Data extract.

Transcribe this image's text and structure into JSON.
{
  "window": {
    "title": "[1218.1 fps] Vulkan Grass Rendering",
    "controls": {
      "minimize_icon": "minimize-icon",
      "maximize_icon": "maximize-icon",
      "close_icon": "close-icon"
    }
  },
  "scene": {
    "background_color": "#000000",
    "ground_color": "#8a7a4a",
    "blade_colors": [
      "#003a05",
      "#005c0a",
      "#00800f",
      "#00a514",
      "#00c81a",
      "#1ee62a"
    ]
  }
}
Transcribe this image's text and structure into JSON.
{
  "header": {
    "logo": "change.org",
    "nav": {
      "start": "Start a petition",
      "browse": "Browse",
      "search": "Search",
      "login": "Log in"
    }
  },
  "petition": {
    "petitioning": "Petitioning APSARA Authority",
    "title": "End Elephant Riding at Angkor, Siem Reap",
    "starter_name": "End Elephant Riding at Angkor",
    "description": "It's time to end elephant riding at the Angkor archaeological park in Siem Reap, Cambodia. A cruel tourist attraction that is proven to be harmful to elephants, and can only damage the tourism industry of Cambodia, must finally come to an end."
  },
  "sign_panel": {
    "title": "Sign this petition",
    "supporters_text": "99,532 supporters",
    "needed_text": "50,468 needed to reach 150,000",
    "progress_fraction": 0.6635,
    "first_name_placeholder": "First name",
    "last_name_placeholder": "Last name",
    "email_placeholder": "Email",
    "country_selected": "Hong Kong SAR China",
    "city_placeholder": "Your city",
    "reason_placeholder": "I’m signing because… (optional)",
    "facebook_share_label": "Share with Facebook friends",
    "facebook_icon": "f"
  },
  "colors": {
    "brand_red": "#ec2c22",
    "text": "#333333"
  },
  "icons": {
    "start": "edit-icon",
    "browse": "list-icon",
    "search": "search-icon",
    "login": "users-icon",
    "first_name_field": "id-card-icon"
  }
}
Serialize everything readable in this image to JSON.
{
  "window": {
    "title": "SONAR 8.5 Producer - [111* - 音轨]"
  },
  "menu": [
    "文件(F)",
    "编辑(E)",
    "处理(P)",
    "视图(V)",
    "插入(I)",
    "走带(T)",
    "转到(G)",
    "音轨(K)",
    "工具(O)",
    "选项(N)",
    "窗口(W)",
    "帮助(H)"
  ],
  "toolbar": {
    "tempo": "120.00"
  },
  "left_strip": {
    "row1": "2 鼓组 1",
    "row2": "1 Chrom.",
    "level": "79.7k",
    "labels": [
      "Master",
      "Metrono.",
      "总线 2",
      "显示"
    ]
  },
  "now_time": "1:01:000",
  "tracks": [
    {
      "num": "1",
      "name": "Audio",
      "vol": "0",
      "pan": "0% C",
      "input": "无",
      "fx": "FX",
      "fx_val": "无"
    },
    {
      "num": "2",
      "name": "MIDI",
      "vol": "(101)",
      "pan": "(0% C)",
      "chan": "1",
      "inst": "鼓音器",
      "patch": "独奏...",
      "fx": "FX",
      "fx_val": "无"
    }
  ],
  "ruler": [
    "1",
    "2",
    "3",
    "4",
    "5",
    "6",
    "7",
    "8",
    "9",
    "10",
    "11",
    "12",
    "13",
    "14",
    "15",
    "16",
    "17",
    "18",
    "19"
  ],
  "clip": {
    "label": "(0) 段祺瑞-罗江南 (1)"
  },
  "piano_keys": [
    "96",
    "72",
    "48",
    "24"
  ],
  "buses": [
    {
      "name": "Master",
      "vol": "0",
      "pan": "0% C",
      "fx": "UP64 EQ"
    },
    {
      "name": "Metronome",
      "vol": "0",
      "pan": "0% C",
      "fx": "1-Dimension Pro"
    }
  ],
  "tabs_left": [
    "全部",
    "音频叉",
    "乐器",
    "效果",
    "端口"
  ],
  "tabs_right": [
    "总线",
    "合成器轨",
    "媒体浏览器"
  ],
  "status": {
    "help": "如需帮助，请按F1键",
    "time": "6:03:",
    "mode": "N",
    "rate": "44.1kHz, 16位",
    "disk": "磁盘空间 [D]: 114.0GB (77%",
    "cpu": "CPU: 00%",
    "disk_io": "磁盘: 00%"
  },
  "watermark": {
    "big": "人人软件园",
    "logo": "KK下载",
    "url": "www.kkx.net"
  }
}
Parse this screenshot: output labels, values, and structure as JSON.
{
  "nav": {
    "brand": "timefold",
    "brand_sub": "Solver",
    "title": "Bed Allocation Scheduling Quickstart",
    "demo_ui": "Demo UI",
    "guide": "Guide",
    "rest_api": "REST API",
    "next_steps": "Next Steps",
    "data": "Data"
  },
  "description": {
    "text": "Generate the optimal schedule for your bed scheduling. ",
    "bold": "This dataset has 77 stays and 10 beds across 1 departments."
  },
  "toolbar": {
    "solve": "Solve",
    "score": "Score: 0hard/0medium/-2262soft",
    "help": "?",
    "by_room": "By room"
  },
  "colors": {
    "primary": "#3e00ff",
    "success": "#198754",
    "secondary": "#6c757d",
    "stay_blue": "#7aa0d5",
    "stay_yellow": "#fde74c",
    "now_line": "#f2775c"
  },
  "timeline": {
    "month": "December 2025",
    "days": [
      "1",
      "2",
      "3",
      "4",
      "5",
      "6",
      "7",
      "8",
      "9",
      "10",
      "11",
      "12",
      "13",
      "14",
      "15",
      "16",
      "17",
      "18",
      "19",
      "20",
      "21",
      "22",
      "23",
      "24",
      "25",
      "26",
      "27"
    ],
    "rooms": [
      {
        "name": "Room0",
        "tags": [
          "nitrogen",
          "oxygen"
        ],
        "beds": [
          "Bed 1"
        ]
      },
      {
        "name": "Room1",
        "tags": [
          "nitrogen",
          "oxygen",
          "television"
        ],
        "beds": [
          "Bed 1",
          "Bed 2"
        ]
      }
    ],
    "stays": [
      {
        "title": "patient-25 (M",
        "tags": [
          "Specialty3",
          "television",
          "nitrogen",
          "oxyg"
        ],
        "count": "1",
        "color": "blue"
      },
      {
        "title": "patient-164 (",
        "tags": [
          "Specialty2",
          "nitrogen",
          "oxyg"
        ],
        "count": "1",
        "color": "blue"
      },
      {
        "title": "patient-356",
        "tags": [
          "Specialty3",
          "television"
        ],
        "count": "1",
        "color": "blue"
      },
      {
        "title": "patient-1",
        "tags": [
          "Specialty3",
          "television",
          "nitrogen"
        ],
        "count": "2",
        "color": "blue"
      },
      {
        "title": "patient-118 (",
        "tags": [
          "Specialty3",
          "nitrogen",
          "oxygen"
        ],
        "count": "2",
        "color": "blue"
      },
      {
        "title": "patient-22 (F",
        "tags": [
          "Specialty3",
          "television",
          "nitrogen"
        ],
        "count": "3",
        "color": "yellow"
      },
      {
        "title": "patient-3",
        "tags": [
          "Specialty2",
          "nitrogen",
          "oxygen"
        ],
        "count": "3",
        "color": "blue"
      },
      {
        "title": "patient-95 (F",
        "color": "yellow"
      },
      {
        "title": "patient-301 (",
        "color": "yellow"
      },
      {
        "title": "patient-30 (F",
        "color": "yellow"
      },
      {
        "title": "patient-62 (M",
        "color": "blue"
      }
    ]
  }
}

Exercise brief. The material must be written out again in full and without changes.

Exercise result.
Transcribe this image's text and structure into JSON.
{
  "window": {
    "title": "[1218.1 fps] Vulkan Grass Rendering",
    "controls": {
      "minimize_icon": "minimize-icon",
      "maximize_icon": "maximize-icon",
      "close_icon": "close-icon"
    }
  },
  "scene": {
    "background_color": "#000000",
    "ground_color": "#8a7a4a",
    "blade_colors": [
      "#003a05",
      "#005c0a",
      "#00800f",
      "#00a514",
      "#00c81a",
      "#1ee62a"
    ]
  }
}
Transcribe this image's text and structure into JSON.
{
  "header": {
    "logo": "change.org",
    "nav": {
      "start": "Start a petition",
      "browse": "Browse",
      "search": "Search",
      "login": "Log in"
    }
  },
  "petition": {
    "petitioning": "Petitioning APSARA Authority",
    "title": "End Elephant Riding at Angkor, Siem Reap",
    "starter_name": "End Elephant Riding at Angkor",
    "description": "It's time to end elephant riding at the Angkor archaeological park in Siem Reap, Cambodia. A cruel tourist attraction that is proven to be harmful to elephants, and can only damage the tourism industry of Cambodia, must finally come to an end."
  },
  "sign_panel": {
    "title": "Sign this petition",
    "supporters_text": "99,532 supporters",
    "needed_text": "50,468 needed to reach 150,000",
    "progress_fraction": 0.6635,
    "first_name_placeholder": "First name",
    "last_name_placeholder": "Last name",
    "email_placeholder": "Email",
    "country_selected": "Hong Kong SAR China",
    "city_placeholder": "Your city",
    "reason_placeholder": "I’m signing because… (optional)",
    "facebook_share_label": "Share with Facebook friends",
    "facebook_icon": "f"
  },
  "colors": {
    "brand_red": "#ec2c22",
    "text": "#333333"
  },
  "icons": {
    "start": "edit-icon",
    "browse": "list-icon",
    "search": "search-icon",
    "login": "users-icon",
    "first_name_field": "id-card-icon"
  }
}
Serialize everything readable in this image to JSON.
{
  "window": {
    "title": "SONAR 8.5 Producer - [111* - 音轨]"
  },
  "menu": [
    "文件(F)",
    "编辑(E)",
    "处理(P)",
    "视图(V)",
    "插入(I)",
    "走带(T)",
    "转到(G)",
    "音轨(K)",
    "工具(O)",
    "选项(N)",
    "窗口(W)",
    "帮助(H)"
  ],
  "toolbar": {
    "tempo": "120.00"
  },
  "left_strip": {
    "row1": "2 鼓组 1",
    "row2": "1 Chrom.",
    "level": "79.7k",
    "labels": [
      "Master",
      "Metrono.",
      "总线 2",
      "显示"
    ]
  },
  "now_time": "1:01:000",
  "tracks": [
    {
      "num": "1",
      "name": "Audio",
      "vol": "0",
      "pan": "0% C",
      "input": "无",
      "fx": "FX",
      "fx_val": "无"
    },
    {
      "num": "2",
      "name": "MIDI",
      "vol": "(101)",
      "pan": "(0% C)",
      "chan": "1",
      "inst": "鼓音器",
      "patch": "独奏...",
      "fx": "FX",
      "fx_val": "无"
    }
  ],
  "ruler": [
    "1",
    "2",
    "3",
    "4",
    "5",
    "6",
    "7",
    "8",
    "9",
    "10",
    "11",
    "12",
    "13",
    "14",
    "15",
    "16",
    "17",
    "18",
    "19"
  ],
  "clip": {
    "label": "(0) 段祺瑞-罗江南 (1)"
  },
  "piano_keys": [
    "96",
    "72",
    "48",
    "24"
  ],
  "buses": [
    {
      "name": "Master",
      "vol": "0",
      "pan": "0% C",
      "fx": "UP64 EQ"
    },
    {
      "name": "Metronome",
      "vol": "0",
      "pan": "0% C",
      "fx": "1-Dimension Pro"
    }
  ],
  "tabs_left": [
    "全部",
    "音频叉",
    "乐器",
    "效果",
    "端口"
  ],
  "tabs_right": [
    "总线",
    "合成器轨",
    "媒体浏览器"
  ],
  "status": {
    "help": "如需帮助，请按F1键",
    "time": "6:03:",
    "mode": "N",
    "rate": "44.1kHz, 16位",
    "disk": "磁盘空间 [D]: 114.0GB (77%",
    "cpu": "CPU: 00%",
    "disk_io": "磁盘: 00%"
  },
  "watermark": {
    "big": "人人软件园",
    "logo": "KK下载",
    "url": "www.kkx.net"
  }
}
Parse this screenshot: output labels, values, and structure as JSON.
{
  "nav": {
    "brand": "timefold",
    "brand_sub": "Solver",
    "title": "Bed Allocation Scheduling Quickstart",
    "demo_ui": "Demo UI",
    "guide": "Guide",
    "rest_api": "REST API",
    "next_steps": "Next Steps",
    "data": "Data"
  },
  "description": {
    "text": "Generate the optimal schedule for your bed scheduling. ",
    "bold": "This dataset has 77 stays and 10 beds across 1 departments."
  },
  "toolbar": {
    "solve": "Solve",
    "score": "Score: 0hard/0medium/-2262soft",
    "help": "?",
    "by_room": "By room"
  },
  "colors": {
    "primary": "#3e00ff",
    "success": "#198754",
    "secondary": "#6c757d",
    "stay_blue": "#7aa0d5",
    "stay_yellow": "#fde74c",
    "now_line": "#f2775c"
  },
  "timeline": {
    "month": "December 2025",
    "days": [
      "1",
      "2",
      "3",
      "4",
      "5",
      "6",
      "7",
      "8",
      "9",
      "10",
      "11",
      "12",
      "13",
      "14",
      "15",
      "16",
      "17",
      "18",
      "19",
      "20",
      "21",
      "22",
      "23",
      "24",
      "25",
      "26",
      "27"
    ],
    "rooms": [
      {
        "name": "Room0",
        "tags": [
          "nitrogen",
          "oxygen"
        ],
        "beds": [
          "Bed 1"
        ]
      },
      {
        "name": "Room1",
        "tags": [
          "nitrogen",
          "oxygen",
          "television"
        ],
        "beds": [
          "Bed 1",
          "Bed 2"
        ]
      }
    ],
    "stays": [
      {
        "title": "patient-25 (M",
        "tags": [
          "Specialty3",
          "television",
          "nitrogen",
          "oxyg"
        ],
        "count": "1",
        "color": "blue"
      },
      {
        "title": "patient-164 (",
        "tags": [
          "Specialty2",
          "nitrogen",
          "oxyg"
        ],
        "count": "1",
        "color": "blue"
      },
      {
        "title": "patient-356",
        "tags": [
          "Specialty3",
          "television"
        ],
        "count": "1",
        "color": "blue"
      },
      {
        "title": "patient-1",
        "tags": [
          "Specialty3",
          "television",
          "nitrogen"
        ],
        "count": "2",
        "color": "blue"
      },
      {
        "title": "patient-118 (",
        "tags": [
          "Specialty3",
          "nitrogen",
          "oxygen"
        ],
        "count": "2",
        "color": "blue"
      },
      {
        "title": "patient-22 (F",
        "tags": [
          "Specialty3",
          "television",
          "nitrogen"
        ],
        "count": "3",
        "color": "yellow"
      },
      {
        "title": "patient-3",
        "tags": [
          "Specialty2",
          "nitrogen",
          "oxygen"
        ],
        "count": "3",
        "color": "blue"
      },
      {
        "title": "patient-95 (F",
        "color": "yellow"
      },
      {
        "title": "patient-301 (",
        "color": "yellow"
      },
      {
        "title": "patient-30 (F",
        "color": "yellow"
      },
      {
        "title": "patient-62 (M",
        "color": "blue"
      }
    ]
  }
}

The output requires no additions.